It's perfectly reasonable for a job interview to include questions that require you to use your skills to solve a problem. Each of this book's chapters contains exercises that might make good interview questions—at least if the candidate is well-versed in algorithms. Many of those questions would be quite difficult if you hadn't recently been reading about the relevant algorithms.
Recently, certain kinds of puzzles have also become popular in interviews at companies such as Microsoft and Google. The puzzles are intended to measure a candidate's creativity and critical-thinking ability. Unfortunately, these sorts of puzzles come with a large set of assumptions that may not be true. Most business situations, even in programming, are not phrased as puzzles involving balance scales, marbles, rickety bridges, and goats. They usually don't involve a clever trick or an amazing insight that is blindingly obvious after you hear it but that is practically impossible to figure out in a 10-minute interview.

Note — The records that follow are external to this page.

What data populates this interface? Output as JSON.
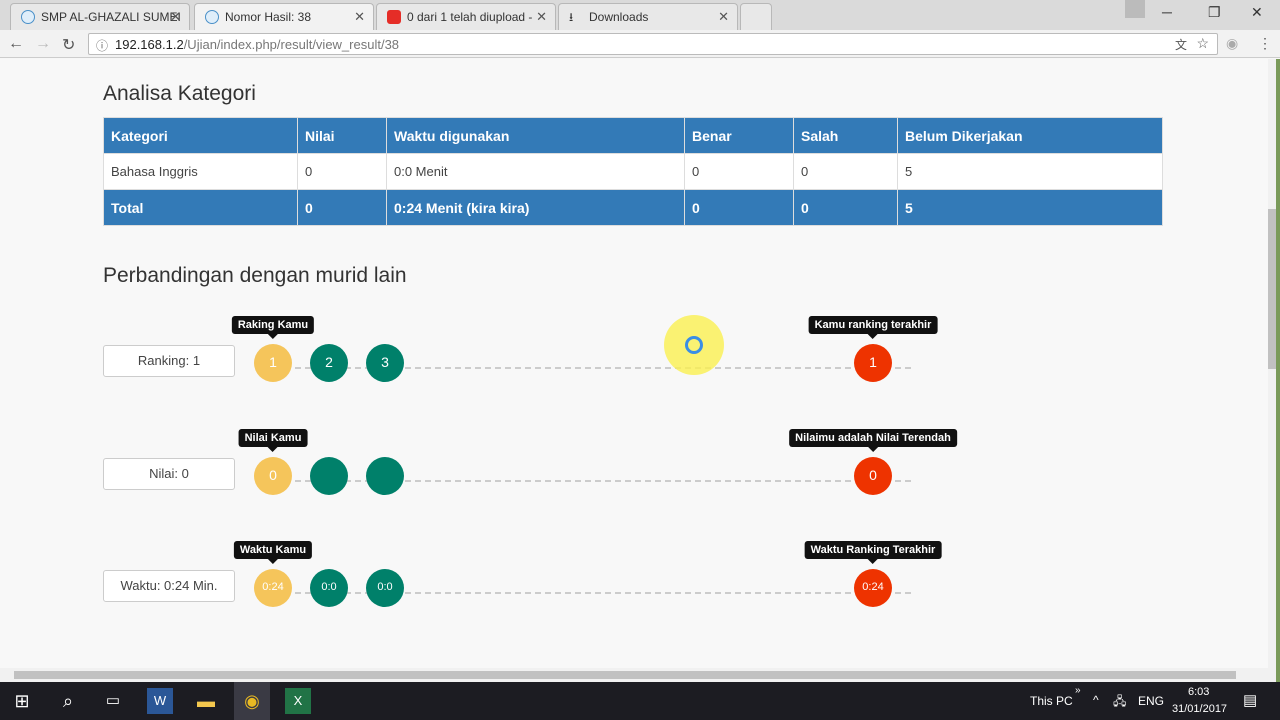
{
  "browser": {
    "tabs": [
      {
        "title": "SMP AL-GHAZALI SUMEI"
      },
      {
        "title": "Nomor Hasil: 38",
        "active": true
      },
      {
        "title": "0 dari 1 telah diupload -"
      },
      {
        "title": "Downloads"
      }
    ],
    "url_host": "192.168.1.2",
    "url_path": "/Ujian/index.php/result/view_result/38"
  },
  "analisa": {
    "title": "Analisa Kategori",
    "headers": [
      "Kategori",
      "Nilai",
      "Waktu digunakan",
      "Benar",
      "Salah",
      "Belum Dikerjakan"
    ],
    "rows": [
      [
        "Bahasa Inggris",
        "0",
        "0:0 Menit",
        "0",
        "0",
        "5"
      ]
    ],
    "total": [
      "Total",
      "0",
      "0:24 Menit (kira kira)",
      "0",
      "0",
      "5"
    ]
  },
  "perbandingan": {
    "title": "Perbandingan dengan murid lain",
    "rows": [
      {
        "label": "Ranking: 1",
        "tip_left": "Raking Kamu",
        "tip_right": "Kamu ranking terakhir",
        "dots": [
          "1",
          "2",
          "3"
        ],
        "last": "1"
      },
      {
        "label": "Nilai: 0",
        "tip_left": "Nilai Kamu",
        "tip_right": "Nilaimu adalah Nilai Terendah",
        "dots": [
          "0",
          "",
          ""
        ],
        "last": "0"
      },
      {
        "label": "Waktu: 0:24 Min.",
        "tip_left": "Waktu Kamu",
        "tip_right": "Waktu Ranking Terakhir",
        "dots": [
          "0:24",
          "0:0",
          "0:0"
        ],
        "last": "0:24"
      }
    ]
  },
  "colors": {
    "header": "#337ab7",
    "you": "#f5c55b",
    "others": "#00806a",
    "last": "#ee3300"
  },
  "taskbar": {
    "this_pc": "This PC",
    "lang": "ENG",
    "time": "6:03",
    "date": "31/01/2017"
  }
}
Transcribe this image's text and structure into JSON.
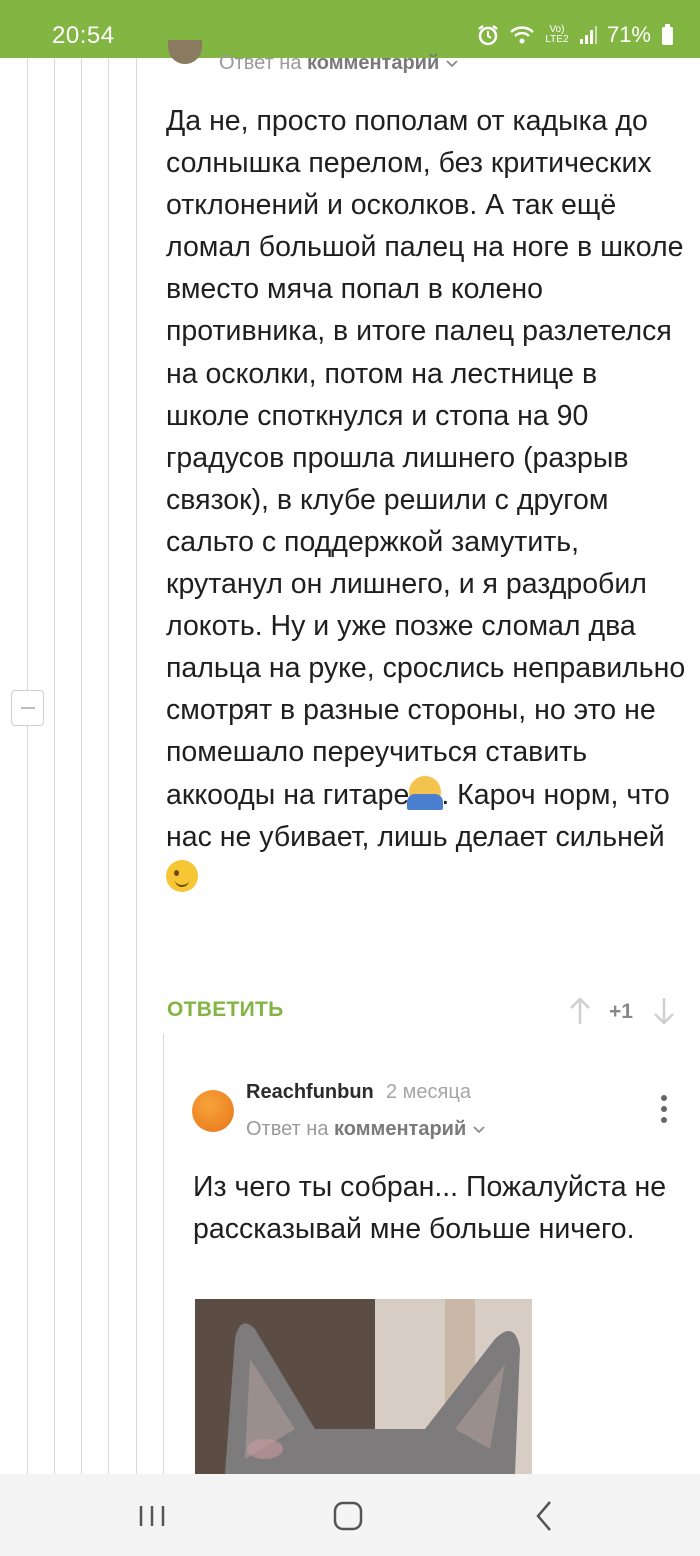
{
  "status_bar": {
    "time": "20:54",
    "battery": "71%",
    "network": "Vo) LTE2",
    "icons": [
      "alarm-icon",
      "wifi-icon",
      "volte-icon",
      "signal-icon",
      "battery-icon"
    ],
    "color": "#82b542"
  },
  "parent_comment": {
    "reply_prefix": "Ответ на",
    "reply_link": "комментарий",
    "text": "Да не, просто пополам от кадыка до солнышка перелом, без критических отклонений и осколков. А так ещё ломал большой палец на ноге в школе вместо мяча попал в колено противника, в итоге палец разлетелся на осколки, потом на лестнице в школе споткнулся и стопа на 90 градусов прошла лишнего (разрыв связок), в клубе решили с другом сальто с поддержкой замутить, крутанул он лишнего, и я раздробил локоть. Ну и уже позже сломал два пальца на руке, срослись неправильно смотрят в разные стороны, но это не помешало переучиться ставить аккооды на гитаре",
    "text_after_shrug": ". Кароч норм, что нас не убивает, лишь делает сильней",
    "reply_button": "ОТВЕТИТЬ",
    "rating": "+1"
  },
  "reply_comment": {
    "author": "Reachfunbun",
    "date": "2 месяца",
    "reply_prefix": "Ответ на",
    "reply_link": "комментарий",
    "text": "Из чего ты собран... Пожалуйста не рассказывай мне больше ничего."
  },
  "colors": {
    "accent": "#82b542",
    "avatar": "#ef8a25"
  }
}
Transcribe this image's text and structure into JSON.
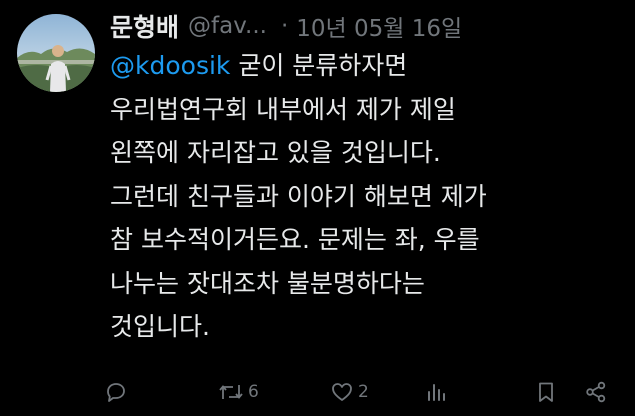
{
  "tweet": {
    "display_name": "문형배",
    "handle": "@fav...",
    "separator": "·",
    "date": "10년 05월 16일",
    "mention": "@kdoosik",
    "line1_rest": " 굳이 분류하자면",
    "lines": [
      "우리법연구회 내부에서 제가 제일",
      "왼쪽에 자리잡고 있을 것입니다.",
      "그런데 친구들과 이야기 해보면 제가",
      "참 보수적이거든요. 문제는 좌, 우를",
      "나누는 잣대조차 불분명하다는",
      "것입니다."
    ]
  },
  "actions": {
    "reply_icon": "reply-icon",
    "retweet_icon": "retweet-icon",
    "retweet_count": "6",
    "like_icon": "heart-icon",
    "like_count": "2",
    "views_icon": "views-icon",
    "bookmark_icon": "bookmark-icon",
    "share_icon": "share-icon"
  },
  "colors": {
    "background": "#000000",
    "text": "#e7e9ea",
    "secondary": "#71767b",
    "link": "#1d9bf0"
  }
}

It's true that finding the best solution to a real-world problem often requires creativity, but many of these kinds of puzzles don't measure creativity. Instead, they measure whether you've scoured the Internet long enough to find the problem that the interviewer is asking about, or something similar.
For example, consider the following questions: